- **What the task requires**
Each line below needs to be returned exactly. Skip any picture.

Interface dataset entries
-------
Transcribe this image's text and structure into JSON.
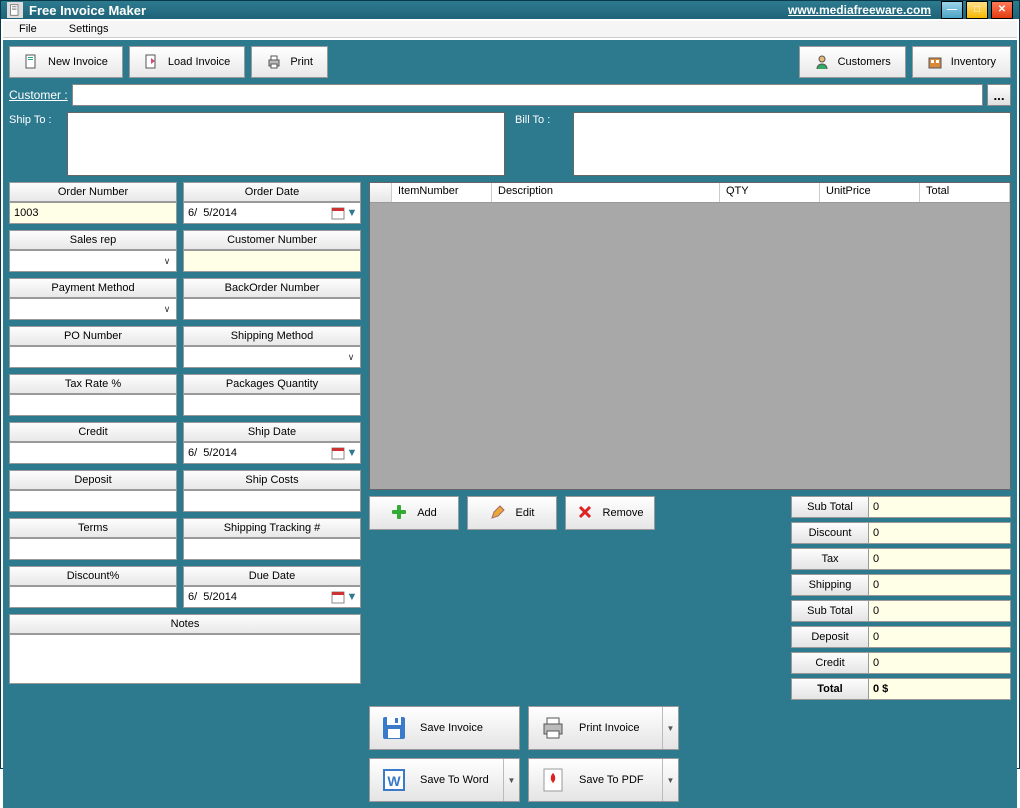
{
  "titlebar": {
    "title": "Free Invoice Maker",
    "link": "www.mediafreeware.com"
  },
  "menubar": {
    "file": "File",
    "settings": "Settings"
  },
  "toolbar": {
    "new_invoice": "New Invoice",
    "load_invoice": "Load Invoice",
    "print": "Print",
    "customers": "Customers",
    "inventory": "Inventory"
  },
  "customer": {
    "label": "Customer :",
    "value": "",
    "ellipsis": "..."
  },
  "shipto": {
    "label": "Ship To :",
    "value": ""
  },
  "billto": {
    "label": "Bill To :",
    "value": ""
  },
  "fields": {
    "order_number": {
      "label": "Order Number",
      "value": "1003"
    },
    "order_date": {
      "label": "Order Date",
      "value": "6/  5/2014"
    },
    "sales_rep": {
      "label": "Sales rep",
      "value": ""
    },
    "customer_number": {
      "label": "Customer Number",
      "value": ""
    },
    "payment_method": {
      "label": "Payment Method",
      "value": ""
    },
    "backorder_number": {
      "label": "BackOrder Number",
      "value": ""
    },
    "po_number": {
      "label": "PO Number",
      "value": ""
    },
    "shipping_method": {
      "label": "Shipping Method",
      "value": ""
    },
    "tax_rate": {
      "label": "Tax Rate %",
      "value": ""
    },
    "packages_qty": {
      "label": "Packages Quantity",
      "value": ""
    },
    "credit": {
      "label": "Credit",
      "value": ""
    },
    "ship_date": {
      "label": "Ship Date",
      "value": "6/  5/2014"
    },
    "deposit": {
      "label": "Deposit",
      "value": ""
    },
    "ship_costs": {
      "label": "Ship Costs",
      "value": ""
    },
    "terms": {
      "label": "Terms",
      "value": ""
    },
    "shipping_tracking": {
      "label": "Shipping Tracking #",
      "value": ""
    },
    "discount_pct": {
      "label": "Discount%",
      "value": ""
    },
    "due_date": {
      "label": "Due Date",
      "value": "6/  5/2014"
    },
    "notes": {
      "label": "Notes",
      "value": ""
    }
  },
  "grid": {
    "columns": {
      "item_number": "ItemNumber",
      "description": "Description",
      "qty": "QTY",
      "unit_price": "UnitPrice",
      "total": "Total"
    }
  },
  "grid_actions": {
    "add": "Add",
    "edit": "Edit",
    "remove": "Remove"
  },
  "save_buttons": {
    "save_invoice": "Save Invoice",
    "print_invoice": "Print Invoice",
    "save_word": "Save To Word",
    "save_pdf": "Save To PDF"
  },
  "totals": {
    "sub_total": {
      "label": "Sub Total",
      "value": "0"
    },
    "discount": {
      "label": "Discount",
      "value": "0"
    },
    "tax": {
      "label": "Tax",
      "value": "0"
    },
    "shipping": {
      "label": "Shipping",
      "value": "0"
    },
    "sub_total2": {
      "label": "Sub Total",
      "value": "0"
    },
    "deposit": {
      "label": "Deposit",
      "value": "0"
    },
    "credit": {
      "label": "Credit",
      "value": "0"
    },
    "total": {
      "label": "Total",
      "value": "0 $"
    }
  }
}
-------
- **Output of the exercise**
Transcribe this image's text and structure into JSON.
{
  "titlebar": {
    "title": "Free Invoice Maker",
    "link": "www.mediafreeware.com"
  },
  "menubar": {
    "file": "File",
    "settings": "Settings"
  },
  "toolbar": {
    "new_invoice": "New Invoice",
    "load_invoice": "Load Invoice",
    "print": "Print",
    "customers": "Customers",
    "inventory": "Inventory"
  },
  "customer": {
    "label": "Customer :",
    "value": "",
    "ellipsis": "..."
  },
  "shipto": {
    "label": "Ship To :",
    "value": ""
  },
  "billto": {
    "label": "Bill To :",
    "value": ""
  },
  "fields": {
    "order_number": {
      "label": "Order Number",
      "value": "1003"
    },
    "order_date": {
      "label": "Order Date",
      "value": "6/  5/2014"
    },
    "sales_rep": {
      "label": "Sales rep",
      "value": ""
    },
    "customer_number": {
      "label": "Customer Number",
      "value": ""
    },
    "payment_method": {
      "label": "Payment Method",
      "value": ""
    },
    "backorder_number": {
      "label": "BackOrder Number",
      "value": ""
    },
    "po_number": {
      "label": "PO Number",
      "value": ""
    },
    "shipping_method": {
      "label": "Shipping Method",
      "value": ""
    },
    "tax_rate": {
      "label": "Tax Rate %",
      "value": ""
    },
    "packages_qty": {
      "label": "Packages Quantity",
      "value": ""
    },
    "credit": {
      "label": "Credit",
      "value": ""
    },
    "ship_date": {
      "label": "Ship Date",
      "value": "6/  5/2014"
    },
    "deposit": {
      "label": "Deposit",
      "value": ""
    },
    "ship_costs": {
      "label": "Ship Costs",
      "value": ""
    },
    "terms": {
      "label": "Terms",
      "value": ""
    },
    "shipping_tracking": {
      "label": "Shipping Tracking #",
      "value": ""
    },
    "discount_pct": {
      "label": "Discount%",
      "value": ""
    },
    "due_date": {
      "label": "Due Date",
      "value": "6/  5/2014"
    },
    "notes": {
      "label": "Notes",
      "value": ""
    }
  },
  "grid": {
    "columns": {
      "item_number": "ItemNumber",
      "description": "Description",
      "qty": "QTY",
      "unit_price": "UnitPrice",
      "total": "Total"
    }
  },
  "grid_actions": {
    "add": "Add",
    "edit": "Edit",
    "remove": "Remove"
  },
  "save_buttons": {
    "save_invoice": "Save Invoice",
    "print_invoice": "Print Invoice",
    "save_word": "Save To Word",
    "save_pdf": "Save To PDF"
  },
  "totals": {
    "sub_total": {
      "label": "Sub Total",
      "value": "0"
    },
    "discount": {
      "label": "Discount",
      "value": "0"
    },
    "tax": {
      "label": "Tax",
      "value": "0"
    },
    "shipping": {
      "label": "Shipping",
      "value": "0"
    },
    "sub_total2": {
      "label": "Sub Total",
      "value": "0"
    },
    "deposit": {
      "label": "Deposit",
      "value": "0"
    },
    "credit": {
      "label": "Credit",
      "value": "0"
    },
    "total": {
      "label": "Total",
      "value": "0 $"
    }
  }
}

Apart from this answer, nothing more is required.